FAQS

What is the Chain of Responsibility (or CoR)?

It is a phrase used in the Australian supply chain, used when referring to trucking safety. Chain of Responsibility is also known as CoR and was brought about with the commencement of the Heavy Vehicle National Law, also known as the HVNL.

At what point does the Heavy Vehicle National Law (or HVNL) impact my business?

If you have a truck working within your business, whether you own it or not, or the driver works for you or not and that vehicle can at anytime weigh over 4.5 tonne, even if it never has or will exceed 4.5 tonne, then the Heavy Vehicle National Law (or HVNL) applies to you. The only exception is fatigue related legislation within the Heavy Vehicle National Law (or HVNL), where the truck must be capable of carrying 12 tonnes or more at any time.

What changes are being made regarding the Heavy Vehicle National Law (or HVNL)?

In 2018 Qld parliament passed legislation that enacted a revised HVNL, mostly known as legislation ensuring Chain of Responsibility. The main changes were moving the focus from a shared responsibility to a prime duty model, like WHS legislation. This is significant as people who have trucks in their business, whether they own or pay for them directly or not, now have a prime duty of care to ensure those trucks are safe on our roads.

Should workers in the supply chain be trained in the chain of responsibility (or CoR) laws?

The short answer is yes, unequivocally.
Although there is no direct element within the legislation to ensure you train your staff in Chain of Responsibility, it is deemed to be a wise move to ensure those in your chain, understand their responsibilities and perform their tasks diligently to ensure their actions or inactions do not cause a transport safety breach.

Is there a restriction of hours that a truck can be used for?

Yes and no. Drivers have a capacity of hours that they can legally drive for, although multiple drivers can use the truck. The restrictions around drivers vary, depending on the type of rules a driver is working to.

Is a truck restricted as to the amount of weight it can carry?

Yes, and although it may be designed to carry a specific weight, it may be far less depending on the maximum legal road limit the truck is driving on or intending to drive on.

Do I have to comply with the authorities if they come knocking and demand answers?

While you may be subpoenaed to provide documents or evidence, you should seek legal advice before handing over any materials. It is suggested that you refrain from making any formal comment or admitting any liability before seeking formal legal advice. You are not legally compelled to answer any question from any authority at any time.

We have heaps of procedures in our workplace, but we don’t document them, where does that leave us?

While it’s great that you have systems in place, especially safety systems, it is best to formalise them by documenting them, reviewing them and updating them when required.

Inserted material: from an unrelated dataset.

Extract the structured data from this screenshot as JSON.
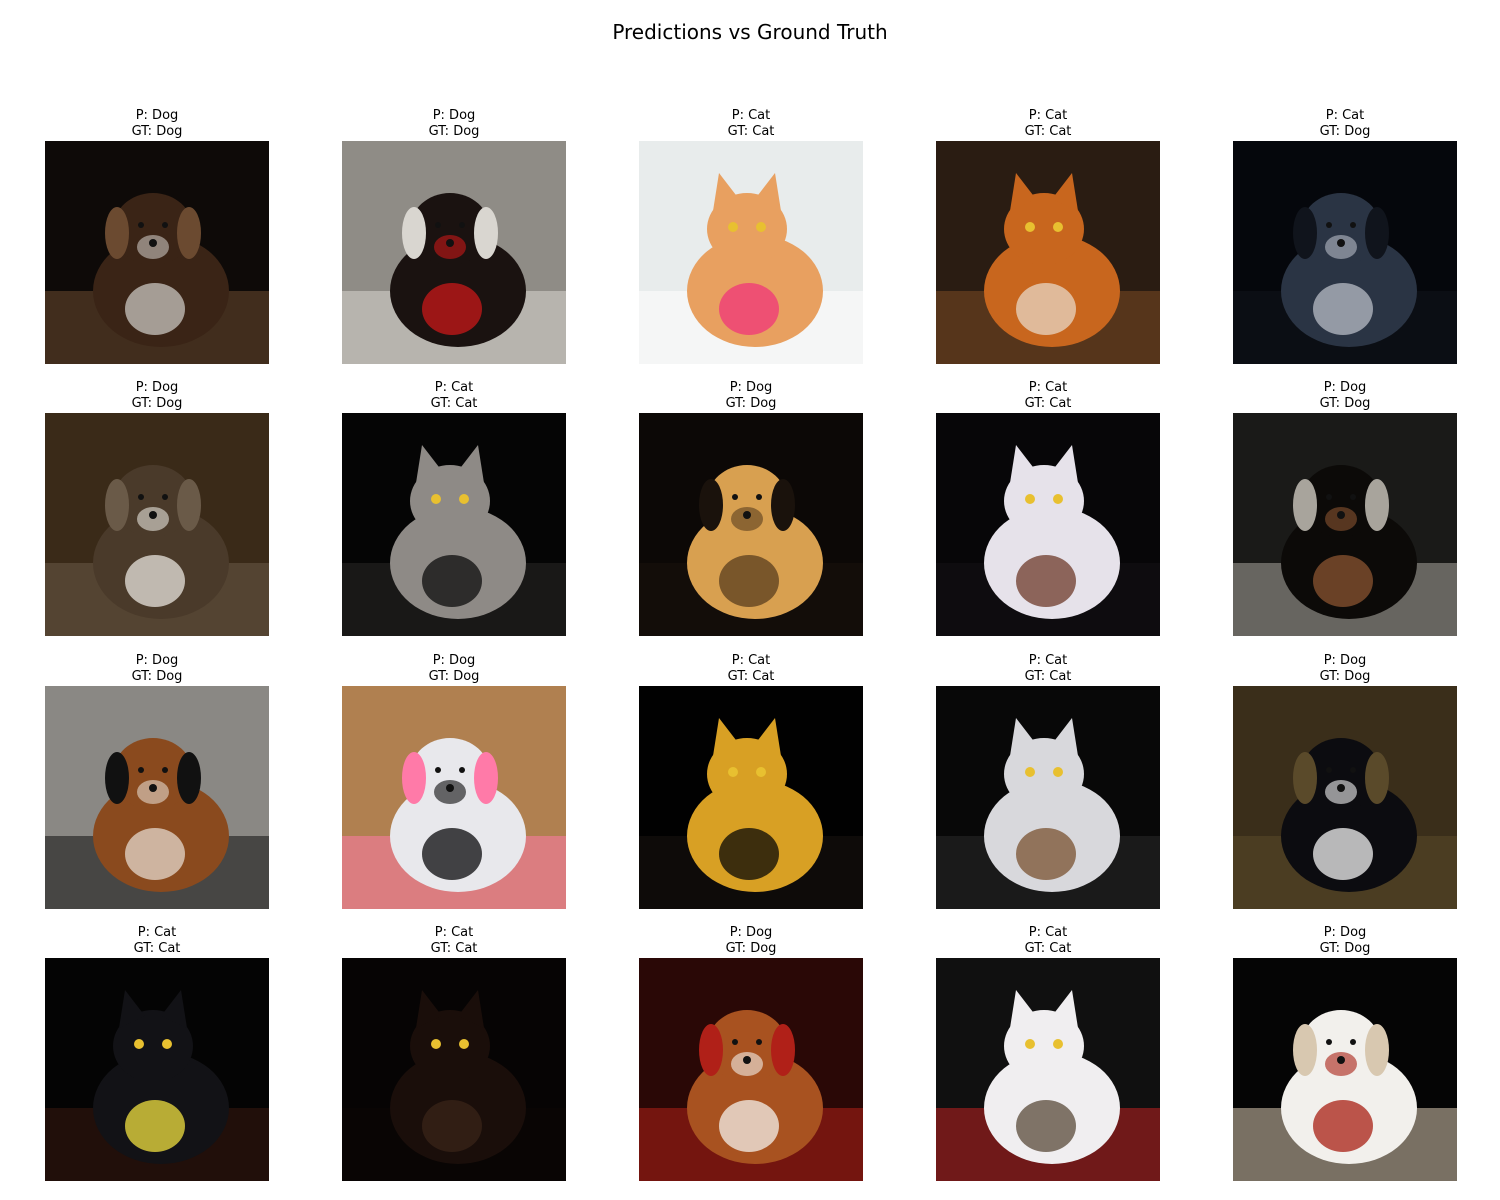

Although any safety procedure is commendable, it will carry much more weight in court should you have to prove you have been trying to do the right thing in your workplace.

Does our business have to determine, and document time spent on site by a driver?

It is recommended you do so, to reduce the possibility of a fatigue breach. If you can provide the driver with enough information to correctly plan a trip with breaks at sufficient intervals, considering correct drive time and work time required, it is less likely fatigue will become a risk.

Is signing a fitness to driver document enough to ensure a driver is fit for work?

No. A regime of ongoing driver assessment and daily checks based on visual queues that may suggest a problem(s) exist, should be the basis of all safety systems in the workplace with a transport task. A safety system should be an active system with people trained appropriately, to be able to assess ongoing elements within a business, which includes a transport task to ensure that safety remains a priority. It is further recommended that drivers are required to undergo drug and alcohol testing at client sites, to ensure that due diligence is being undertaken where possible and the driver is also exposed to random testing at any time or place.

Do I need to make sure that those carrying our goods or delivering our products are compliant in the chain?

Absolutely and in fact, it is deemed your duty with the Heavy Vehicle National Law (or HVNL). You should be engaging in formal and informal discussions with your vendors often, ensuring their compliance through audits, providing show cause notices for poor safety performances and suspending contracts or terminating contracts for poor ongoing safety performance.

As CEO I sit on a board of directors and run the business I work for afar, am I responsible for breaches in Chain of Responsibility (or CoR)?

Yes, and you are probably considered the most responsible in all the parties listed in the chain, within the HVNL. Also, regarding your position, as an executive of the business, you are also party to the executive liability provisions. This means that you are ultimately responsible and accountable for compliance at the coal face, by ensuring that middle management is performing due diligence and ensuring contractors are not given prohibited requests. The bill that enforces this element is also independent, meaning that it will not take a breach for an investigation to potentially ensue. So even if nothing has gone wrong, if your business by the actions or inaction’s of its workforce is putting anyone who drivers a heavy vehicle at risk, you can be prosecuted directly.